** Extracted data follows **

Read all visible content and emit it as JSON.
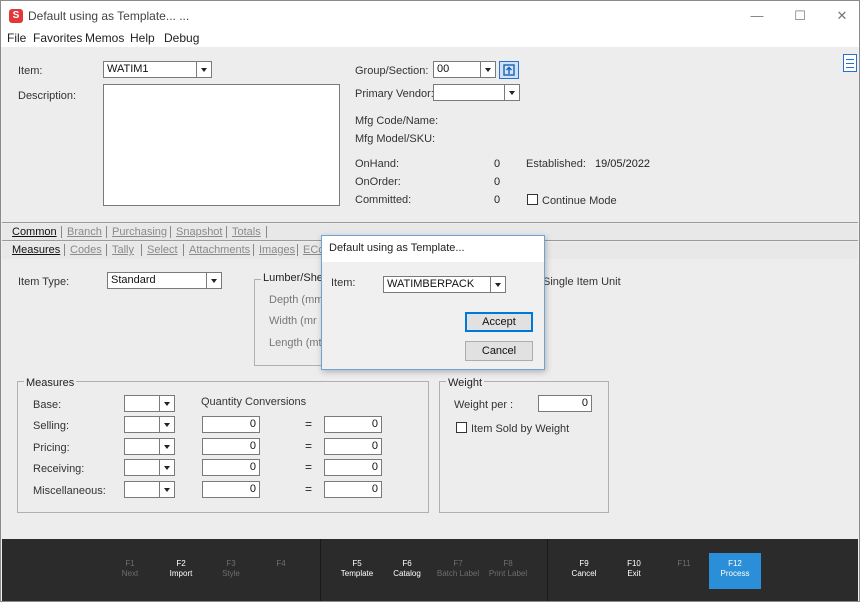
{
  "window": {
    "title": "Default using as Template... ...",
    "app_icon": "S",
    "controls": [
      "—",
      "☐",
      "✕"
    ]
  },
  "menu": [
    "File",
    "Favorites",
    "Memos",
    "Help",
    "Debug"
  ],
  "header": {
    "item_label": "Item:",
    "item_value": "WATIM1",
    "description_label": "Description:",
    "description_value": "",
    "group_label": "Group/Section:",
    "group_value": "00",
    "vendor_label": "Primary Vendor:",
    "vendor_value": "",
    "mfg_code_label": "Mfg Code/Name:",
    "mfg_model_label": "Mfg Model/SKU:",
    "onhand_label": "OnHand:",
    "onhand_value": "0",
    "onorder_label": "OnOrder:",
    "onorder_value": "0",
    "committed_label": "Committed:",
    "committed_value": "0",
    "established_label": "Established:",
    "established_value": "19/05/2022",
    "continue_mode_label": "Continue Mode"
  },
  "tabs_top": [
    "Common",
    "Branch",
    "Purchasing",
    "Snapshot",
    "Totals"
  ],
  "tabs_sub": [
    "Measures",
    "Codes",
    "Tally",
    "Select",
    "Attachments",
    "Images",
    "ECo"
  ],
  "measures_tab": {
    "item_type_label": "Item Type:",
    "item_type_value": "Standard",
    "lumber_title": "Lumber/Shee",
    "depth_label": "Depth (mm",
    "width_label": "Width    (mr",
    "length_label": "Length (mtr",
    "single_item_unit_label": "Single Item Unit"
  },
  "measures_group": {
    "title": "Measures",
    "quantity_conversions_label": "Quantity Conversions",
    "rows": [
      {
        "label": "Base:"
      },
      {
        "label": "Selling:",
        "qty": "0",
        "eq": "=",
        "conv": "0"
      },
      {
        "label": "Pricing:",
        "qty": "0",
        "eq": "=",
        "conv": "0"
      },
      {
        "label": "Receiving:",
        "qty": "0",
        "eq": "=",
        "conv": "0"
      },
      {
        "label": "Miscellaneous:",
        "qty": "0",
        "eq": "=",
        "conv": "0"
      }
    ]
  },
  "weight_group": {
    "title": "Weight",
    "weight_per_label": "Weight per :",
    "weight_per_value": "0",
    "sold_by_weight_label": "Item Sold by Weight"
  },
  "dialog": {
    "title": "Default using as Template...",
    "item_label": "Item:",
    "item_value": "WATIMBERPACK",
    "accept_label": "Accept",
    "cancel_label": "Cancel"
  },
  "footer_keys": [
    {
      "key": "F1",
      "label": "Next"
    },
    {
      "key": "F2",
      "label": "Import"
    },
    {
      "key": "F3",
      "label": "Style"
    },
    {
      "key": "F4",
      "label": ""
    },
    {
      "key": "F5",
      "label": "Template"
    },
    {
      "key": "F6",
      "label": "Catalog"
    },
    {
      "key": "F7",
      "label": "Batch Label"
    },
    {
      "key": "F8",
      "label": "Print Label"
    },
    {
      "key": "F9",
      "label": "Cancel"
    },
    {
      "key": "F10",
      "label": "Exit"
    },
    {
      "key": "F11",
      "label": ""
    },
    {
      "key": "F12",
      "label": "Process"
    }
  ],
  "colors": {
    "accent": "#2a8fd8",
    "footer_bg": "#2b2b2b",
    "app_icon": "#e0383b"
  }
}
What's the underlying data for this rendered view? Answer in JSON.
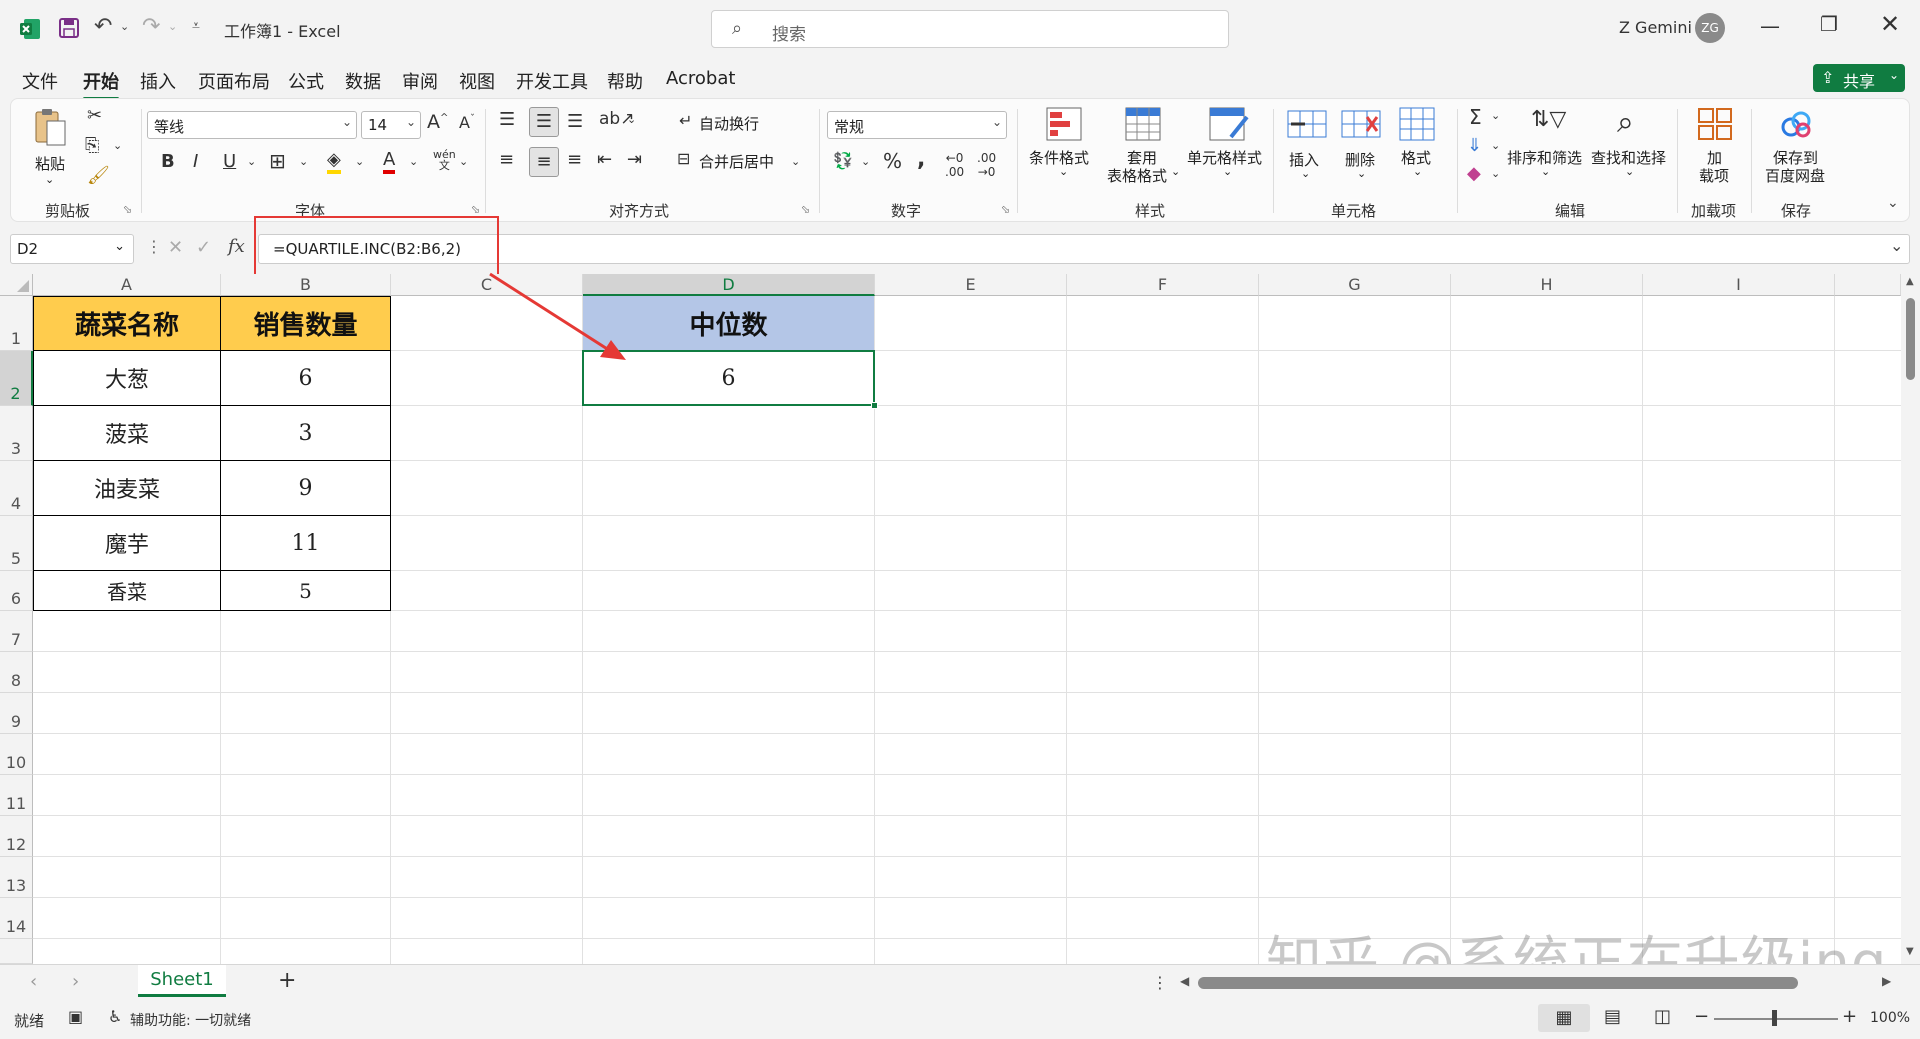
{
  "titlebar": {
    "document_title": "工作簿1 - Excel",
    "search_placeholder": "搜索",
    "user_name": "Z Gemini",
    "user_initials": "ZG"
  },
  "menu": {
    "items": [
      "文件",
      "开始",
      "插入",
      "页面布局",
      "公式",
      "数据",
      "审阅",
      "视图",
      "开发工具",
      "帮助",
      "Acrobat"
    ],
    "active": "开始",
    "share_label": "共享"
  },
  "ribbon": {
    "clipboard": {
      "paste_label": "粘贴",
      "group_label": "剪贴板"
    },
    "font": {
      "font_name": "等线",
      "font_size": "14",
      "group_label": "字体"
    },
    "alignment": {
      "wrap_label": "自动换行",
      "merge_label": "合并后居中",
      "group_label": "对齐方式"
    },
    "number": {
      "format": "常规",
      "group_label": "数字"
    },
    "styles": {
      "conditional": "条件格式",
      "table_fmt_1": "套用",
      "table_fmt_2": "表格格式",
      "cell_styles": "单元格样式",
      "group_label": "样式"
    },
    "cells": {
      "insert": "插入",
      "delete": "删除",
      "format": "格式",
      "group_label": "单元格"
    },
    "editing": {
      "sort_filter": "排序和筛选",
      "find_select": "查找和选择",
      "group_label": "编辑"
    },
    "addins": {
      "label_1": "加",
      "label_2": "载项",
      "group_label": "加载项"
    },
    "save": {
      "label_1": "保存到",
      "label_2": "百度网盘",
      "group_label": "保存"
    }
  },
  "formula_bar": {
    "name_box": "D2",
    "fx": "fx",
    "formula": "=QUARTILE.INC(B2:B6,2)"
  },
  "sheet": {
    "columns": [
      "A",
      "B",
      "C",
      "D",
      "E",
      "F",
      "G",
      "H",
      "I"
    ],
    "rows": [
      "1",
      "2",
      "3",
      "4",
      "5",
      "6",
      "7",
      "8",
      "9",
      "10",
      "11",
      "12",
      "13",
      "14"
    ],
    "selected_cell": "D2",
    "table_headers": [
      "蔬菜名称",
      "销售数量"
    ],
    "table_rows": [
      {
        "name": "大葱",
        "qty": "6"
      },
      {
        "name": "菠菜",
        "qty": "3"
      },
      {
        "name": "油麦菜",
        "qty": "9"
      },
      {
        "name": "魔芋",
        "qty": "11"
      },
      {
        "name": "香菜",
        "qty": "5"
      }
    ],
    "median_header": "中位数",
    "median_value": "6"
  },
  "tabs": {
    "sheet_name": "Sheet1",
    "add_label": "+"
  },
  "status": {
    "ready": "就绪",
    "accessibility": "辅助功能: 一切就绪",
    "zoom": "100%"
  },
  "watermark": "知乎 @系统正在升级ing",
  "colors": {
    "excel_green": "#107c41",
    "header_yellow": "#ffcc4d",
    "header_blue": "#b4c6e7",
    "annotation_red": "#e53935"
  }
}
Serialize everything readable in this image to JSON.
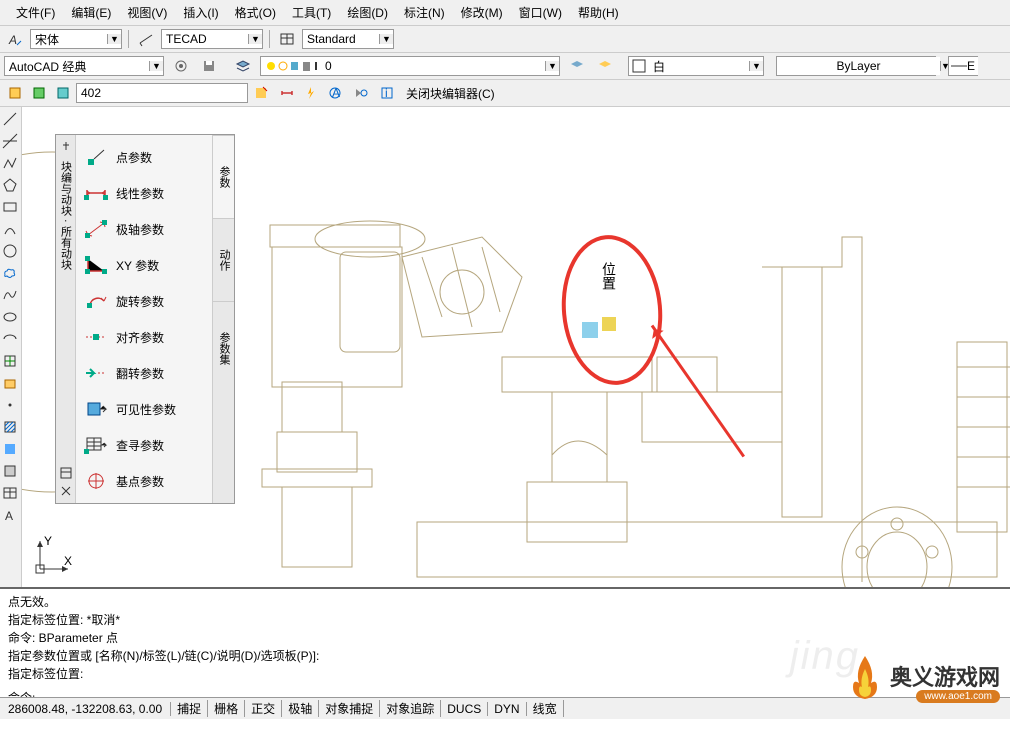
{
  "menu": {
    "items": [
      "文件(F)",
      "编辑(E)",
      "视图(V)",
      "插入(I)",
      "格式(O)",
      "工具(T)",
      "绘图(D)",
      "标注(N)",
      "修改(M)",
      "窗口(W)",
      "帮助(H)"
    ]
  },
  "toolbar1": {
    "font": "宋体",
    "style1": "TECAD",
    "style2": "Standard"
  },
  "toolbar2": {
    "workspace": "AutoCAD 经典",
    "layer_value": "0",
    "color": "白",
    "linetype": "ByLayer"
  },
  "toolbar3": {
    "input": "402",
    "close_label": "关闭块编辑器(C)"
  },
  "params": {
    "title": "块编与动块 · 所有动块",
    "items": [
      {
        "label": "点参数"
      },
      {
        "label": "线性参数"
      },
      {
        "label": "极轴参数"
      },
      {
        "label": "XY 参数"
      },
      {
        "label": "旋转参数"
      },
      {
        "label": "对齐参数"
      },
      {
        "label": "翻转参数"
      },
      {
        "label": "可见性参数"
      },
      {
        "label": "查寻参数"
      },
      {
        "label": "基点参数"
      }
    ],
    "side_tabs": [
      "参数",
      "动作",
      "参数集"
    ]
  },
  "annotation": {
    "position_label": "位置"
  },
  "cmdline": {
    "lines": [
      "点无效。",
      "指定标签位置:   *取消*",
      "命令:  BParameter 点",
      "指定参数位置或 [名称(N)/标签(L)/链(C)/说明(D)/选项板(P)]:",
      "指定标签位置:"
    ],
    "prompt": "命令:"
  },
  "statusbar": {
    "coords": "286008.48, -132208.63, 0.00",
    "buttons": [
      "捕捉",
      "栅格",
      "正交",
      "极轴",
      "对象捕捉",
      "对象追踪",
      "DUCS",
      "DYN",
      "线宽"
    ]
  },
  "watermark": {
    "text": "奥义游戏网",
    "url": "www.aoe1.com"
  }
}
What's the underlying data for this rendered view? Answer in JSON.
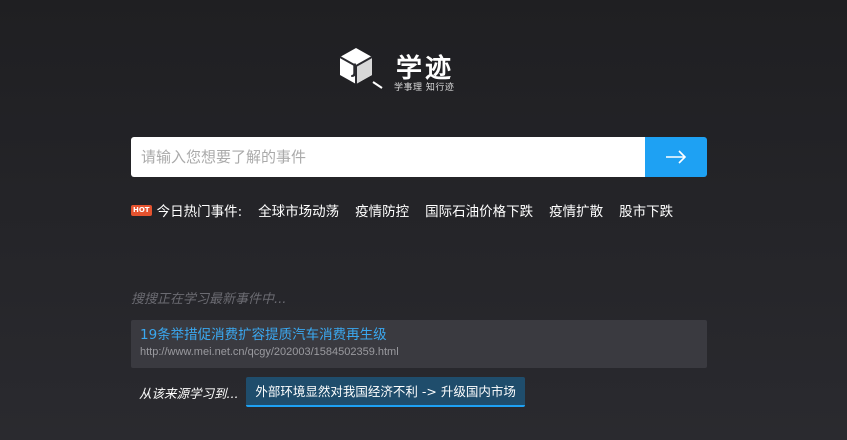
{
  "logo": {
    "title": "学迹",
    "subtitle": "学事理 知行迹",
    "icon": "cube-j-icon"
  },
  "search": {
    "placeholder": "请输入您想要了解的事件",
    "value": "",
    "button_icon": "arrow-right-icon"
  },
  "hot": {
    "badge": "HOT",
    "label": "今日热门事件:",
    "topics": [
      "全球市场动荡",
      "疫情防控",
      "国际石油价格下跌",
      "疫情扩散",
      "股市下跌"
    ]
  },
  "status_text": "搜搜正在学习最新事件中...",
  "result": {
    "title": "19条举措促消费扩容提质汽车消费再生级",
    "url": "http://www.mei.net.cn/qcgy/202003/1584502359.html"
  },
  "learned": {
    "label": "从该来源学习到...",
    "chip": "外部环境显然对我国经济不利 -> 升级国内市场"
  },
  "colors": {
    "accent": "#1ea1f3",
    "hot": "#e5532f",
    "link": "#3aa8f0"
  }
}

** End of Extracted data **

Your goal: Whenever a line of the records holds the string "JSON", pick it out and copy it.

Finished exercise:
Read all visible content and emit it as JSON.
What's the underlying data for this rendered view? Answer in JSON.
Serialize everything readable in this image to JSON.
What's the underlying data for this rendered view? Answer in JSON.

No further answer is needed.